:: The input ::
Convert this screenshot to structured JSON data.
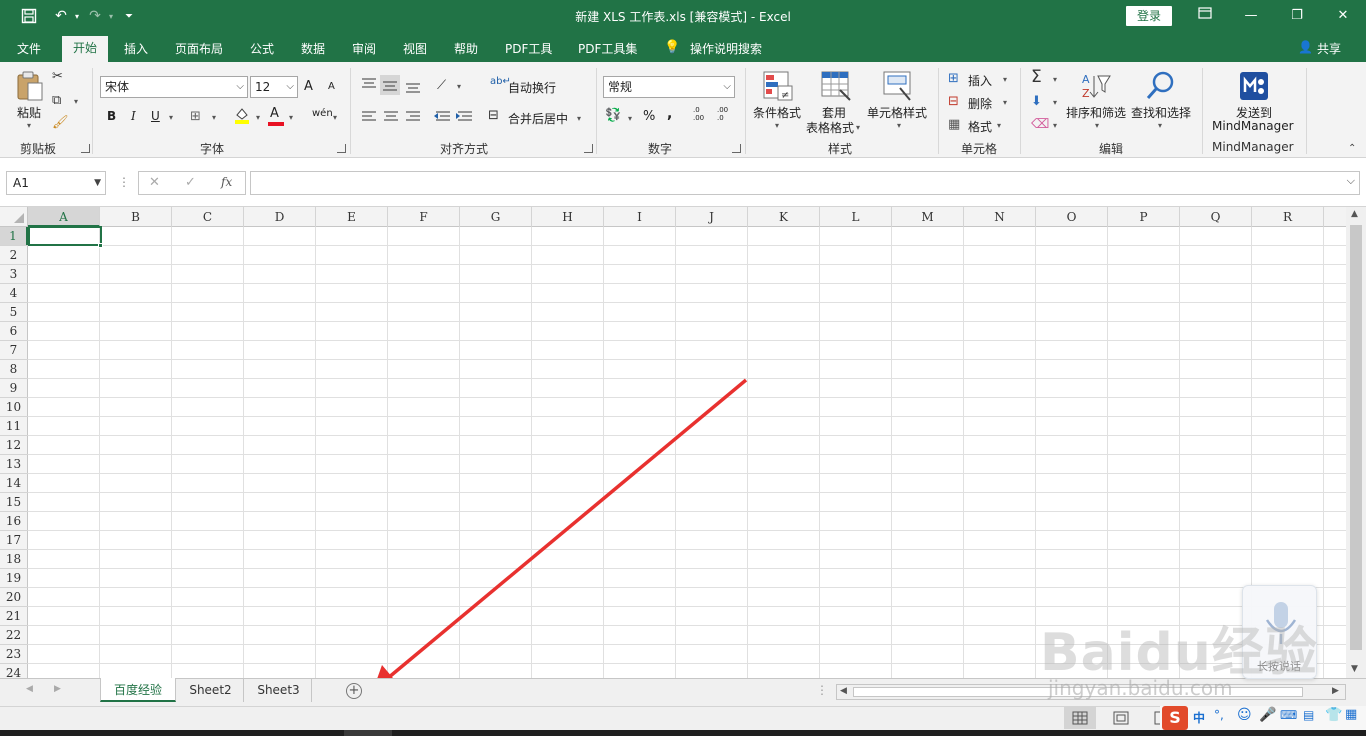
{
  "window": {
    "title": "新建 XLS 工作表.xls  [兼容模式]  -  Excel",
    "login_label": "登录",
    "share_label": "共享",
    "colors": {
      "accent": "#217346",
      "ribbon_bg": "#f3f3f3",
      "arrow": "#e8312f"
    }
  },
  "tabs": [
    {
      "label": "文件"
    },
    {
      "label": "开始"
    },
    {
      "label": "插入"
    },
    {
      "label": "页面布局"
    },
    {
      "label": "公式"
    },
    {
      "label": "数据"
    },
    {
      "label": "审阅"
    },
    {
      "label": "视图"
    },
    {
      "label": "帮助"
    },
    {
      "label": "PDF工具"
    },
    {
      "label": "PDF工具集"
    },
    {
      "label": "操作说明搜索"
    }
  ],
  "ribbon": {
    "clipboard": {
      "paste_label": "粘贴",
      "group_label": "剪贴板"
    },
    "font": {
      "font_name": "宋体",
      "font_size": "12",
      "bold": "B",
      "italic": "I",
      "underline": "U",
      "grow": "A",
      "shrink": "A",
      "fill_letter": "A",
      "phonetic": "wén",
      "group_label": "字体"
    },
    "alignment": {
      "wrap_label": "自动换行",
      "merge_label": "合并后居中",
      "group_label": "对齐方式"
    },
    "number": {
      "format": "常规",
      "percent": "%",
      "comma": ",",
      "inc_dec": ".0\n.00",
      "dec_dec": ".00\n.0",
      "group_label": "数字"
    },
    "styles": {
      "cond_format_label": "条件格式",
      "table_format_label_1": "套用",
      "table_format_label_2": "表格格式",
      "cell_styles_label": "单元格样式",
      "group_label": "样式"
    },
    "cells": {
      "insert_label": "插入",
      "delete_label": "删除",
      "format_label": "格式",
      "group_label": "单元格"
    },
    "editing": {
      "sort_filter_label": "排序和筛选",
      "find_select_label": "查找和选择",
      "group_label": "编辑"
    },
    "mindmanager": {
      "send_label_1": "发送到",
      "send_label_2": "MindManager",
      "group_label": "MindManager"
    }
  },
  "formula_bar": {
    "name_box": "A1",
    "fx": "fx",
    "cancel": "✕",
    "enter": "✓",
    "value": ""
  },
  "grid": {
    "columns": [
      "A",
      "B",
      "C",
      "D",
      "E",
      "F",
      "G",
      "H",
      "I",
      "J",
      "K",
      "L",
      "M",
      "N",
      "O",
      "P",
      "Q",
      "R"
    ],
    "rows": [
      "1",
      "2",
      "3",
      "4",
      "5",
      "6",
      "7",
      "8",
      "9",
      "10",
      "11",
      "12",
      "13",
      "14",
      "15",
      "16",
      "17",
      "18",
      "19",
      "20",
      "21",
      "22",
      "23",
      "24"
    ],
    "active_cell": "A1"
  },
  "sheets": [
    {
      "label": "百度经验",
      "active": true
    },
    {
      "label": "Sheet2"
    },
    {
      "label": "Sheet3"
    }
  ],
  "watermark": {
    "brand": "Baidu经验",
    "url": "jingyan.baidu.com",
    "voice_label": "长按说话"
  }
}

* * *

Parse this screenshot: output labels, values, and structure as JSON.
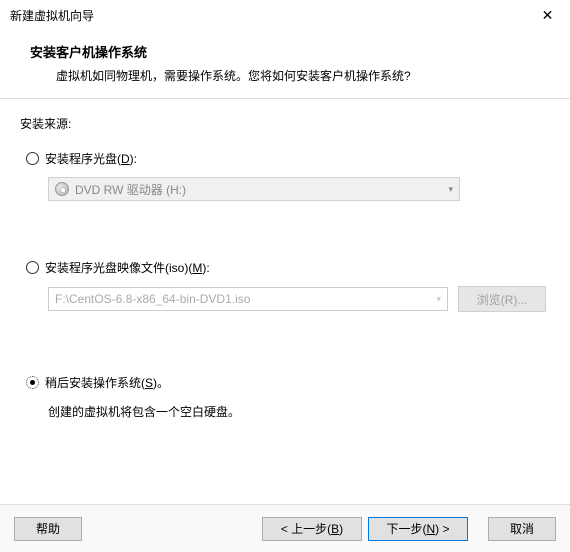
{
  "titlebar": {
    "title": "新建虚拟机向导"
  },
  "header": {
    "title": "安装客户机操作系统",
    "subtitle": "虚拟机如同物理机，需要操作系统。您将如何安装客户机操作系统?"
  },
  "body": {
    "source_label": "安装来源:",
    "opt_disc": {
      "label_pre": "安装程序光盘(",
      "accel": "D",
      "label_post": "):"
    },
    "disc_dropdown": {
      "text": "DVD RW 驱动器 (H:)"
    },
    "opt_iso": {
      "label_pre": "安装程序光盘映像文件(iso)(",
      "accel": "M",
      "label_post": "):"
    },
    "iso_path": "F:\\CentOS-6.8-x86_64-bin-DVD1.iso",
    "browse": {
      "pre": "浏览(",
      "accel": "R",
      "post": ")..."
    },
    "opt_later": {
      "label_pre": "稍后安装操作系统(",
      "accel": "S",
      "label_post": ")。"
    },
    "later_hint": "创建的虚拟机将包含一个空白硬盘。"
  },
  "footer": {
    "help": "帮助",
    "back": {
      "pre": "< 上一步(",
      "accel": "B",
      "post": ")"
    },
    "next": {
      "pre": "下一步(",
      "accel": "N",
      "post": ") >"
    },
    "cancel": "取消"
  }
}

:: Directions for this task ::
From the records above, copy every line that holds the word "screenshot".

:: Answer for this exercise ::
Convert this screenshot to structured JSON data.
Parse this screenshot: output labels, values, and structure as JSON.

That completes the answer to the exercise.